Tower Hamlets has pledged to welcome ten refugee children to mark the 80th anniversary of the Kinderstransport initiative to re-home Jewish children fleeing Nazi persecution in the 1930’s.
The charity, Safe Passage, is launching a campaign called Our Turn which aims to repeat the legacy of the Kindertransport initiative by calling for the UK government to resettle 10,000 vulnerable refugees from global conflict regions over the next 10 years.
As part of the campaign, Tower Hamlets Council is appealing to the government for the necessary funding to allow 10 child refugees fleeing from conflict to be re-homed in the borough.
Mayor John Biggs said: “We have a proud tradition of welcoming people to the East End who have escaped war and persecution. While we look back at the legacy of the Kindertransport and pay tribute to past achievements, one in six children around the world live in conflict.
They need our support now, just as the 10,000 children who were saved by the Kindertransport needed our support 80 years ago.”
Councillor Danny Hassell, Cabinet Member for Children, Schools and Young People, said: “I welcome this commitment to take an additional 10 refugee children who are so desperately in need of our support. However, the scale at which we are able to welcome more children in the future will be determined by the level of support provided by the government.”
The borough also has a direct link to the Kindertransport. The majority of children arrived in the UK via trains which ended up at Liverpool Street Station, in the Bishopsgate ward of Tower Hamlets.
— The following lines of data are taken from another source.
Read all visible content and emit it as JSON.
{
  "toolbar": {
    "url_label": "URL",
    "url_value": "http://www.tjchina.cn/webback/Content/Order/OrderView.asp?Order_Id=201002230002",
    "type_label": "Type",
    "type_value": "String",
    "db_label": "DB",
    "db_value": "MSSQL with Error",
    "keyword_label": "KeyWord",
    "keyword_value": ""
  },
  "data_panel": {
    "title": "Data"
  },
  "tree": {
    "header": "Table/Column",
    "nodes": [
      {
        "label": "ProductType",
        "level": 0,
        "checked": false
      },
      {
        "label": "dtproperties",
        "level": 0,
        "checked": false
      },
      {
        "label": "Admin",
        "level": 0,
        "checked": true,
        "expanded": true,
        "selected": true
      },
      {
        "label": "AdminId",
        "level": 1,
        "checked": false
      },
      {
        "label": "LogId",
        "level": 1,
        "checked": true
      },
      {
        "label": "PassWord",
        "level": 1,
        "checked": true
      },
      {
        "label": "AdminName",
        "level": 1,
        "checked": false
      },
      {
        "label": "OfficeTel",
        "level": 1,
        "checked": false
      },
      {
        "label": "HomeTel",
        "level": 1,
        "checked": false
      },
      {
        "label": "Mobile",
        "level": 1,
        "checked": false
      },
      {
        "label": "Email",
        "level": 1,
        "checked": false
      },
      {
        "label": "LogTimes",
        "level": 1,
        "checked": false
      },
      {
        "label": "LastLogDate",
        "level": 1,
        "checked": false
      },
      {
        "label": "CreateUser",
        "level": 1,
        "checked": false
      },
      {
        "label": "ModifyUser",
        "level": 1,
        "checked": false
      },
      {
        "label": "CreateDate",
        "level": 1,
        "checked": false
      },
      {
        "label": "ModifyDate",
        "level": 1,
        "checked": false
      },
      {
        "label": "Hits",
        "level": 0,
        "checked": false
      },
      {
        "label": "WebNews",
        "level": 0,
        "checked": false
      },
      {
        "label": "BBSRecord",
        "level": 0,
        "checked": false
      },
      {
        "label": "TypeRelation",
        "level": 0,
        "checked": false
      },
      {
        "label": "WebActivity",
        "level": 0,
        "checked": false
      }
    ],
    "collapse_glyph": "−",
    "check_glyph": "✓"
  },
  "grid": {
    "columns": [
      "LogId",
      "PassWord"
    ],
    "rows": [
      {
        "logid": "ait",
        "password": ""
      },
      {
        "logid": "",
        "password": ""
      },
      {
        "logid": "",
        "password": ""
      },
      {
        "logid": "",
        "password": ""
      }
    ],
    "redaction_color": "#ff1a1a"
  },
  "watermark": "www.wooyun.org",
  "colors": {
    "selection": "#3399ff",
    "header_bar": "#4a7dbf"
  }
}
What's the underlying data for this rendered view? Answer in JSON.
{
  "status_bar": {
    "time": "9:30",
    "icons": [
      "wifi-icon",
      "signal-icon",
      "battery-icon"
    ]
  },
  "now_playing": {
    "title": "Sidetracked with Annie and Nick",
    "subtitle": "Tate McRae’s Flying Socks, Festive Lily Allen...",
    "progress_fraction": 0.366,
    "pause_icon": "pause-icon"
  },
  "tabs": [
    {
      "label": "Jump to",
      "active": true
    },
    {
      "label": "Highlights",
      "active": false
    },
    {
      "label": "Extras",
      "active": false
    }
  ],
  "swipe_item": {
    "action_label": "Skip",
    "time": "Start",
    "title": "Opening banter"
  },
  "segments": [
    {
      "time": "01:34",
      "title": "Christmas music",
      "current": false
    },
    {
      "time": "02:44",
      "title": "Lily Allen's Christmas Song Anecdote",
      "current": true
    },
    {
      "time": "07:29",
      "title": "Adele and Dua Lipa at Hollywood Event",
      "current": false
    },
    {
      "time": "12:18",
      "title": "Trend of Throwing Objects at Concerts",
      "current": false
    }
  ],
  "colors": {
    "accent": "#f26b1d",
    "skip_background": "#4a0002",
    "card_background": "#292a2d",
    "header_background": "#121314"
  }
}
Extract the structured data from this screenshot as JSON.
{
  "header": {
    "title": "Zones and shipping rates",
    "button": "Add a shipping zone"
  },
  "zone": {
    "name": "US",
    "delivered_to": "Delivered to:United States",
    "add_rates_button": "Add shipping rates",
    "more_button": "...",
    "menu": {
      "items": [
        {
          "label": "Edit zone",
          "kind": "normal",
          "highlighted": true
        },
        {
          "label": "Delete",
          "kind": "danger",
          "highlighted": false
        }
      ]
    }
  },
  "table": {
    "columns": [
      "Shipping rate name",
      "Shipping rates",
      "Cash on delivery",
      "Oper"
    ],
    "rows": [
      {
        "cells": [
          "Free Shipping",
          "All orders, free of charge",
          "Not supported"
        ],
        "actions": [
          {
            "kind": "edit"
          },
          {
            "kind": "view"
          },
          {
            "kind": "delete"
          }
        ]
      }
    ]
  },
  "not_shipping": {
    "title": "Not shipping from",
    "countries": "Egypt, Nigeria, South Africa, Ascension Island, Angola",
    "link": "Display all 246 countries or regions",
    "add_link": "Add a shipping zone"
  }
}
A memorial, Kindertransport- The Arrival, sits in the station’s foyer.
Between 1938 and 1939, around 10,000 unaccompanied Jewish children were taken in from Germany, Poland, Austria and Czechoslovakia.
The UN estimates that over half a million children will be in urgent need of resettlement by 2019.
Lord Alf Dubs, who was a Kindertransport refugee from Prague, has also set up the Alf Dubs Children’s Fund to try and end global refugee crisis.